ng-show instead of
ng-if or to not use
$compile like that. With that aside, you might have your good reasons why you would want to use
$compile like this.
This question interested me on the note of using
$compile with an isolate scope from
ng-if. I did a bit of experimenting with this fork and will try to explain what I found.
We already know
ng-if creates an isolate scope, but then passing that element with
ng-if on it through
$compile creates another isolate scope (and would make the newly compiled
ng-if be looking at variables on the first-round isolate scope - the directive's
To re-iterate that, we're having some scopes looking like (value in  is scope.$id):
main/outer controller has
ng-if my-test element has
ng-if looking at
scope.count and creates
my-test linker therefore has
$scope.$id == 3;
$compile - recompiled
ng-if element: creates new isolate
scope and is looking at
scope.count hits 0 -
scope was created by that first
ng-if which is still lingering around somewhere) ... BUT! the element is A. still there and B. its count isn't updating - WHY?
Well because the element that's still there is the one that was
$compiled and has A. an
ng-if looking at
scope.count (which is now $destroyed) and B. its own new isolate
scope (created by re-compiling
ng-if element with parent
So ya. That is all very confusing and you might just be asking... well how do I fix this??
The simplest solution:
$element.removeAttr('ng-if'); before you do
If you've been following along, this works because the original

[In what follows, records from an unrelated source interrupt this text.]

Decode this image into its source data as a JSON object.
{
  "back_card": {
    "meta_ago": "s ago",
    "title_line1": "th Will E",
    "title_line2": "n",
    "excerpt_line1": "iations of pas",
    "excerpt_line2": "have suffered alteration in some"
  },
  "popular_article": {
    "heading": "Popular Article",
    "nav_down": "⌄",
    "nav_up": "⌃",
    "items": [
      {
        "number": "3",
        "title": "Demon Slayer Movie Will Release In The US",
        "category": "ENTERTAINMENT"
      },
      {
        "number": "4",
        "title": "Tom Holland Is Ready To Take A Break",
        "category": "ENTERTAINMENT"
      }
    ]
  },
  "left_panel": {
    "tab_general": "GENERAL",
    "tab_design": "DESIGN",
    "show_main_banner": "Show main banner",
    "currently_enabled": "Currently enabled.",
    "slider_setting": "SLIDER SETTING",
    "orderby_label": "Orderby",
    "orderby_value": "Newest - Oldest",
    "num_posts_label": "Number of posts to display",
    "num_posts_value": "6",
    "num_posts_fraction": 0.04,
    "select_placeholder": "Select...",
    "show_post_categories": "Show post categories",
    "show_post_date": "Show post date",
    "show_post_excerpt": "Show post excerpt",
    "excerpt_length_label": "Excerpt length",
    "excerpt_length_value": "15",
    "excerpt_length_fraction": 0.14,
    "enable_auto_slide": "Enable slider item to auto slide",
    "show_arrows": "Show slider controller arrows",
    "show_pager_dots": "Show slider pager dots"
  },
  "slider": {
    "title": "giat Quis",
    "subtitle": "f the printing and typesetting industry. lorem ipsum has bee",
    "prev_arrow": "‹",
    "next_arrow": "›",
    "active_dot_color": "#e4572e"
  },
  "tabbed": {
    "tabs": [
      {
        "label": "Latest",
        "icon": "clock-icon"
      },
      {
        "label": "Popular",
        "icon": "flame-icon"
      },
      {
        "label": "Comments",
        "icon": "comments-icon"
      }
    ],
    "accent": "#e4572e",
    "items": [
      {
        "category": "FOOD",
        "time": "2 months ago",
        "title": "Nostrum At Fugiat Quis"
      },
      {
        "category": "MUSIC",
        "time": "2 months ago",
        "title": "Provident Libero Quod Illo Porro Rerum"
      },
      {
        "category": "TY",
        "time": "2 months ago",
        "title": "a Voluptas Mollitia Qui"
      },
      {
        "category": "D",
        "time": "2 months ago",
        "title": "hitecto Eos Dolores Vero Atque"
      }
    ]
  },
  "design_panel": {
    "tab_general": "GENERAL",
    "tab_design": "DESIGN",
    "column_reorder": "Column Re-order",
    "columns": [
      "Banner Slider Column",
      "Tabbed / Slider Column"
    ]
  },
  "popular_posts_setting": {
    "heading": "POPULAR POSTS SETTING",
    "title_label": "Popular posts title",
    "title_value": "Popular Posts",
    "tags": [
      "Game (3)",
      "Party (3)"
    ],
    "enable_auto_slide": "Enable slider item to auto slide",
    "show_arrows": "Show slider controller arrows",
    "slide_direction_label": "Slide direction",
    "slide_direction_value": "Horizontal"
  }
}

ng-if is still looking at
scope.count, and the element that is present is no longer getting a second isolate scope.